Against him, almost everyone else in the discussion.
I՚m torn myself. I value freedom of speech, but I don՚t really believe in some kind of absolute distinction between speech and action. You see this boundary blurred all the time in politics, that is what a demonstration or rally is after all, speech that is also a display of force. The debate about money in politics also blurs the line. So yes, I am a good liberal who believes in freedom of speech but I also believe it՚s a useful fiction – but that utility is limited, there are situations where it breaks down.
A liberal society is one that allows multiple points of view to exist and compete for power, which creates a paradox – at some point, there must be a practical limit to how far can it go it tolerating and accomodating its enemies. Given that there are all sorts of illiberal political forces out there, including the numerious variations of religious fundamentalism, racism, and toxic nationalism, how do you design a society where their illiberality can continue to live in private enclaves without being a threat to the order of the greater community?
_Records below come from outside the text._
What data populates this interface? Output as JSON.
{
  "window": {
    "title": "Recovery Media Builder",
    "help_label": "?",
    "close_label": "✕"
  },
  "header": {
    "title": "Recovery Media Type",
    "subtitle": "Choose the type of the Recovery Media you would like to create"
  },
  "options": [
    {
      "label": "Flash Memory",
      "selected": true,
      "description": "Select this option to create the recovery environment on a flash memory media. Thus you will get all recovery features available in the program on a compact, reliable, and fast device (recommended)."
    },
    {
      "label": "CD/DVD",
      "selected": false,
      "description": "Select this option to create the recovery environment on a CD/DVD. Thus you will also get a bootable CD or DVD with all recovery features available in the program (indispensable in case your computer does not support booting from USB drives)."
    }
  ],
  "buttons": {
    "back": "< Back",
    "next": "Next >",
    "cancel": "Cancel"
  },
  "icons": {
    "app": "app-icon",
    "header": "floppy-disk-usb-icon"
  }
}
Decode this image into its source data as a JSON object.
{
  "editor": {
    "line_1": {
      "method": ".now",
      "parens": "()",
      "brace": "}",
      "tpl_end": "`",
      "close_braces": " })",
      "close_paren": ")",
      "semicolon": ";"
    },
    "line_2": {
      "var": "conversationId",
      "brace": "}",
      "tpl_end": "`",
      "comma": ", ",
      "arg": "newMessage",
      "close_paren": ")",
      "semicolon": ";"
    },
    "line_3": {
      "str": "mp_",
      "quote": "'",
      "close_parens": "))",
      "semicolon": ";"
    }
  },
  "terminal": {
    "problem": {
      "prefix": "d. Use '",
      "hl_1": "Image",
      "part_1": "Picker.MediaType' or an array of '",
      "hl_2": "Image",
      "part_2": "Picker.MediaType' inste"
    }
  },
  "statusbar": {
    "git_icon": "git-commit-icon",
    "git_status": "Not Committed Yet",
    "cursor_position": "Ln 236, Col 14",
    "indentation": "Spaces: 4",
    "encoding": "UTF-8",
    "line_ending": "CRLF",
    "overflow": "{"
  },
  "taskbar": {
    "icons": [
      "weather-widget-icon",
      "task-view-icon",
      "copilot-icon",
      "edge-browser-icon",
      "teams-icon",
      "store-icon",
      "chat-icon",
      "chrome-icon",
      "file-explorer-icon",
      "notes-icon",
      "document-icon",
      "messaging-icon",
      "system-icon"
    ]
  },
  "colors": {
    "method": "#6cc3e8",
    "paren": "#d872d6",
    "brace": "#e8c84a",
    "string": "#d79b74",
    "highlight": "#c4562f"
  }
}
The ACLU՚s defense of the Nazis right to march through Skokie back in the late 70s is paradigmatic for me (I grew up right next door in Evanston). Sure, let՚s allow a few pathetic and repellent adherents of a dead ideological enemy to parade around and get people angry at them. They pose no real threat, it is actually a sign of strength of the liberal order if you can let this sort of thing happen without forceful interference.
But at some point fascism stops being a fringe of harmess nuts and become a real threat. And somewhere along that line it becomes not just permitted, but almost obligatatory to oppose it, and not just with words, but with actions.
Has Donald Trump՚s quasi-fascist rhetoric crossed the line? Obviously he has no problem threatening the use of violence on protestors; does that justify violent tactics on their part?
In pure moral calculus, well sure. There is no earthly way in which you can pretend it is not Trump who has been constantly opening up the door to violence. That puts the responsibility for it squarely on his repulsive orange head.
In strategic terms it is almost certainly a mistake. The only conceivable consequences of violence at a Trump rally, whoever starts it, is increased support for him from the same febrile quarters it comes from now. It՚s the nature of the beast, and that is barely a metaphor. If there are really people so wishy-washy that they are undecided between Trump and a Democrat, which way do you think they will turn if it looks like society is in the throes of violent disintegration? Which side of this battle has more heavily armed lunatics?
So I hope that left protestors will use non-violent practices. But I can՚t condemn them if they don՚t. I՚m not a pacifist, some fights are worth fighting and this most certainly is one of them.
[ Bernie Sanders visiting the Woody Guthrie Museum ]